Master Sergeant Gordon L. Ewell was a combat engineer in Iraq whose job was to disarm improvised explosive devices. While performing those duties, he writes, he was blown up six times. The last explosion nearly killed him. Ewell suffered a traumatic brain injury, profound hearing loss, a broken neck, damaged vertebrae, respiratory problems, a broken jaw and shattered teeth and experienced tremors, seizures and abnormal body movements. He lost one eye and has been classified as legally blind; his bladder is no longer functional, and he has been diagnosed with Post-Traumatic Stress Disorder.
And yet, he has pressed on, not only for his own sake, but for others who have been similarly injured.

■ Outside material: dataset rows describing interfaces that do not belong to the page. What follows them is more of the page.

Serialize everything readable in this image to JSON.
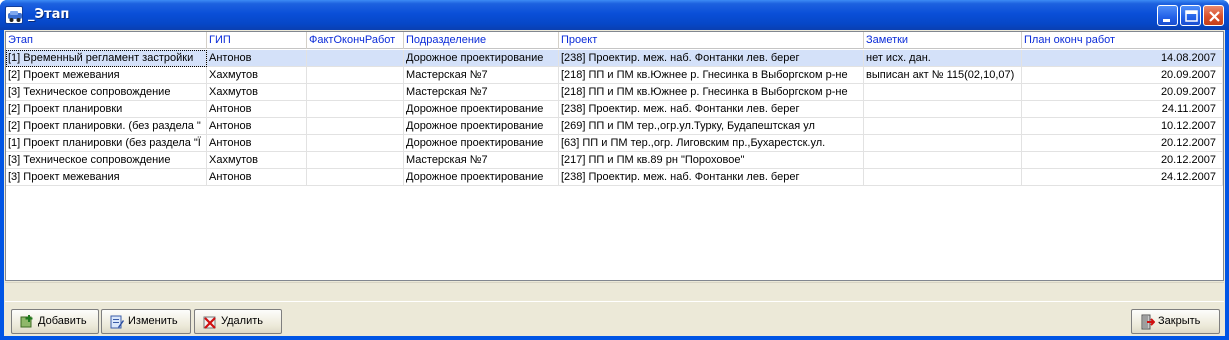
{
  "window": {
    "title": "_Этап",
    "minimize_icon": "minimize-icon",
    "maximize_icon": "maximize-icon",
    "close_icon": "close-icon"
  },
  "table": {
    "columns": [
      "Этап",
      "ГИП",
      "ФактОкончРабот",
      "Подразделение",
      "Проект",
      "Заметки",
      "План оконч работ"
    ],
    "rows": [
      [
        "[1] Временный регламент застройки",
        "Антонов",
        "",
        "Дорожное проектирование",
        "[238] Проектир. меж. наб. Фонтанки лев. берег",
        "нет исх. дан.",
        "14.08.2007"
      ],
      [
        "[2] Проект межевания",
        "Хахмутов",
        "",
        "Мастерская №7",
        "[218] ПП и ПМ кв.Южнее р. Гнесинка в Выборгском р-не",
        "выписан акт № 115(02,10,07)",
        "20.09.2007"
      ],
      [
        "[3] Техническое сопровождение",
        "Хахмутов",
        "",
        "Мастерская №7",
        "[218] ПП и ПМ кв.Южнее р. Гнесинка в Выборгском р-не",
        "",
        "20.09.2007"
      ],
      [
        "[2] Проект планировки",
        "Антонов",
        "",
        "Дорожное проектирование",
        "[238] Проектир. меж. наб. Фонтанки лев. берег",
        "",
        "24.11.2007"
      ],
      [
        "[2] Проект планировки. (без раздела \"",
        "Антонов",
        "",
        "Дорожное проектирование",
        "[269] ПП и ПМ тер.,огр.ул.Турку, Будапештская ул",
        "",
        "10.12.2007"
      ],
      [
        "[1] Проект планировки (без раздела \"Ї",
        "Антонов",
        "",
        "Дорожное проектирование",
        "[63] ПП и ПМ тер.,огр. Лиговским пр.,Бухарестск.ул.",
        "",
        "20.12.2007"
      ],
      [
        "[3] Техническое сопровождение",
        "Хахмутов",
        "",
        "Мастерская №7",
        "[217] ПП и ПМ кв.89 рн \"Пороховое\"",
        "",
        "20.12.2007"
      ],
      [
        "[3] Проект межевания",
        "Антонов",
        "",
        "Дорожное проектирование",
        "[238] Проектир. меж. наб. Фонтанки лев. берег",
        "",
        "24.12.2007"
      ]
    ],
    "selected_row": 0
  },
  "toolbar": {
    "add_label": "Добавить",
    "add_icon": "add-record-icon",
    "edit_label": "Изменить",
    "edit_icon": "edit-record-icon",
    "delete_label": "Удалить",
    "delete_icon": "delete-record-icon",
    "close_label": "Закрыть",
    "close_icon": "exit-door-icon"
  },
  "colors": {
    "titlebar": "#0a4fd8",
    "header_text": "#0b2cd8",
    "selected_row": "#d4e1f9",
    "face": "#ece9d8"
  }
}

A Lifetime At War begins with Ewell’s accounts of his injuries and how he copes with daily tasks, such as emptying his bladder every morning. But he soon shifts gears, putting the focus on others. And this is what makes this book something special.

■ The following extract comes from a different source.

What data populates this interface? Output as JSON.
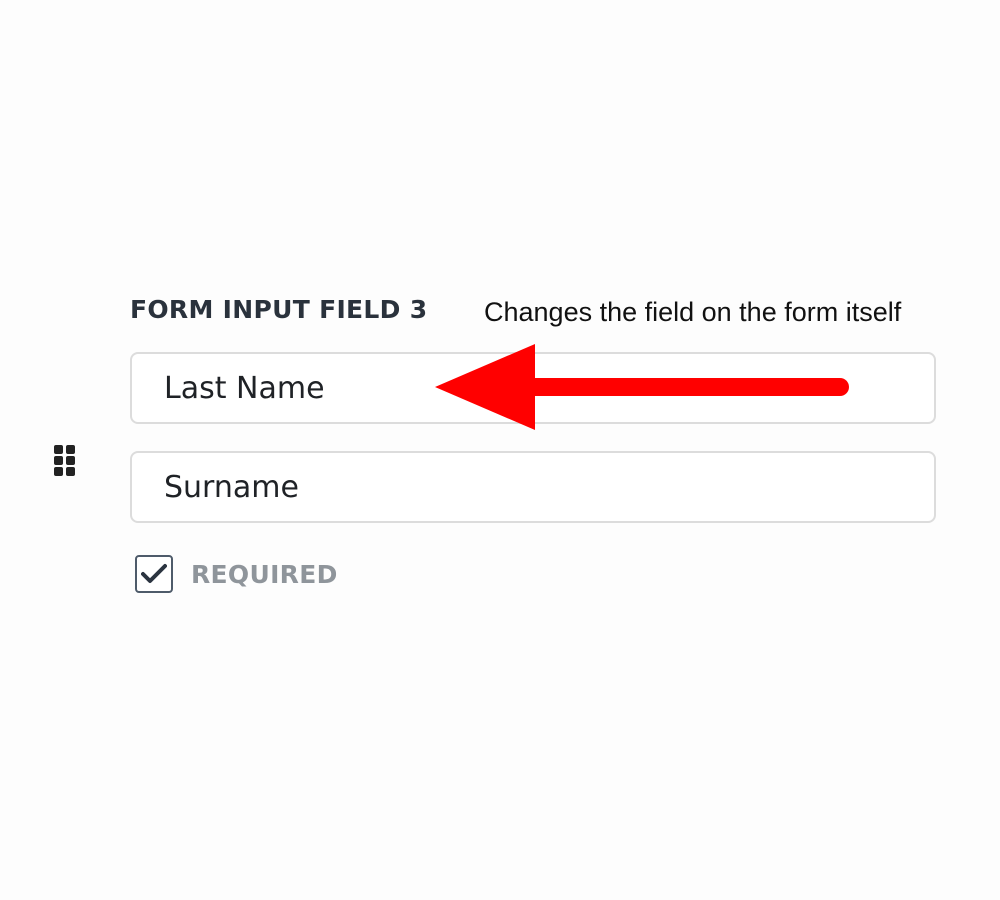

A Lifetime At War is almost a handbook for those who served and were injured. It tells how to recognize and deal with depression and PTSD, for example. It explains the need for a hobby. It shows where help and support can be obtained. The book also offers dozens of what Ewell calls “Gordy-isms,” bits of philosophy and humor that are at turns thoughtful, funny and entertaining.
All will be amazed by Ewell, whose story is not just one of coping and surviving, but of excelling. Despite his limitations, Ewell has become a writer (his first book, Dung In My Foxhole, came out in 2011), motivational speaker and hospital volunteer. He is an inspiration, and his book is a worthy resource for the injured, their families and even those Americans who have been largely divorced from these far-off wars, who can learn much about what these returning soldiers experience.
Also available in hardcover.